══ Entries shown ══

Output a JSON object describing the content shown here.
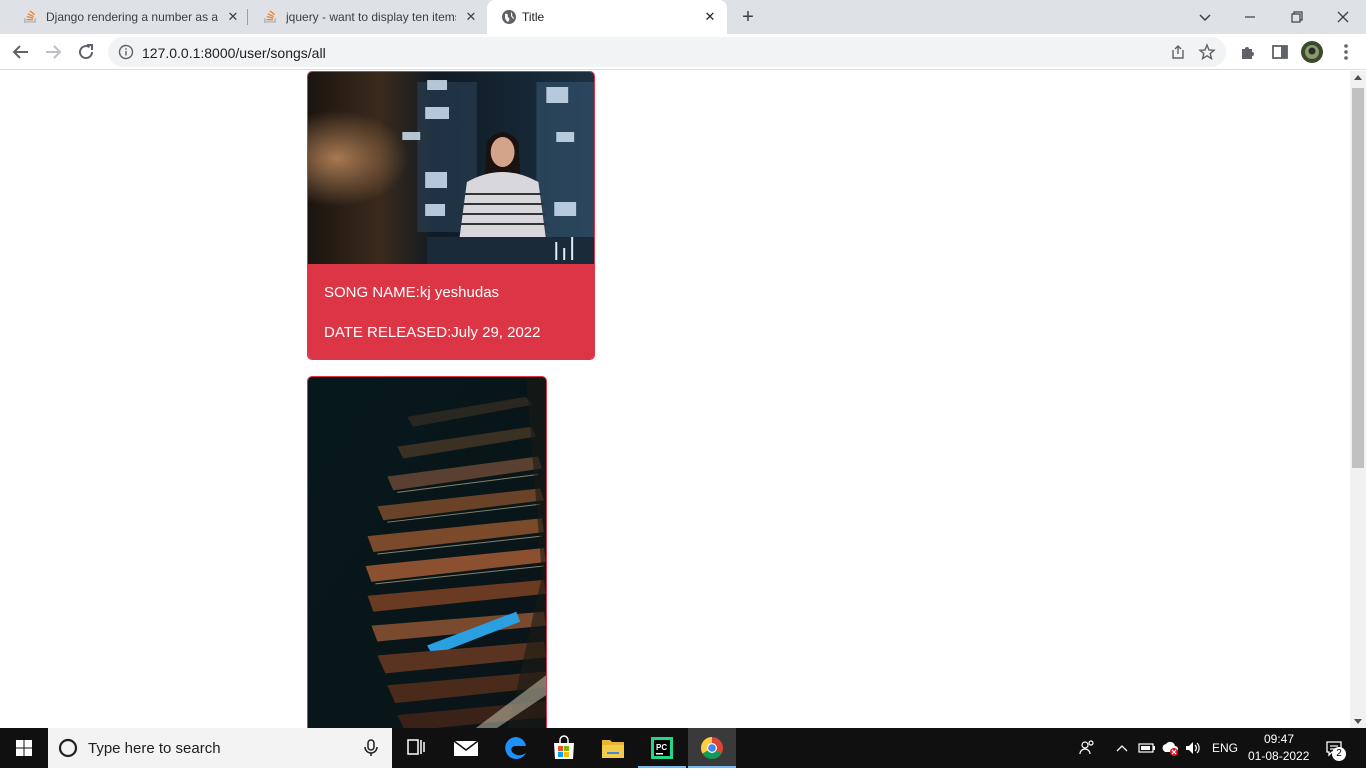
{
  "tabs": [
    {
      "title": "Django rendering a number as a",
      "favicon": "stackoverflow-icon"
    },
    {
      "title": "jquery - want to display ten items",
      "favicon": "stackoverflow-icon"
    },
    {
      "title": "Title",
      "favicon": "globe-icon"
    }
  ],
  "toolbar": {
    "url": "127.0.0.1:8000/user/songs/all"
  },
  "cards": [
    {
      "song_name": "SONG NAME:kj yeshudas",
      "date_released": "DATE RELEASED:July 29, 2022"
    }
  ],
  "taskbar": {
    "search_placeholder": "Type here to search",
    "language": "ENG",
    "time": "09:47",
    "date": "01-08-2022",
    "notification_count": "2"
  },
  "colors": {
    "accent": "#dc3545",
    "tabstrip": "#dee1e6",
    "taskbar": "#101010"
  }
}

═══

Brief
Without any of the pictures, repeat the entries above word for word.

Solution to the exercise
Output a JSON object describing the content shown here.
{
  "tabs": [
    {
      "title": "Django rendering a number as a",
      "favicon": "stackoverflow-icon"
    },
    {
      "title": "jquery - want to display ten items",
      "favicon": "stackoverflow-icon"
    },
    {
      "title": "Title",
      "favicon": "globe-icon"
    }
  ],
  "toolbar": {
    "url": "127.0.0.1:8000/user/songs/all"
  },
  "cards": [
    {
      "song_name": "SONG NAME:kj yeshudas",
      "date_released": "DATE RELEASED:July 29, 2022"
    }
  ],
  "taskbar": {
    "search_placeholder": "Type here to search",
    "language": "ENG",
    "time": "09:47",
    "date": "01-08-2022",
    "notification_count": "2"
  },
  "colors": {
    "accent": "#dc3545",
    "tabstrip": "#dee1e6",
    "taskbar": "#101010"
  }
}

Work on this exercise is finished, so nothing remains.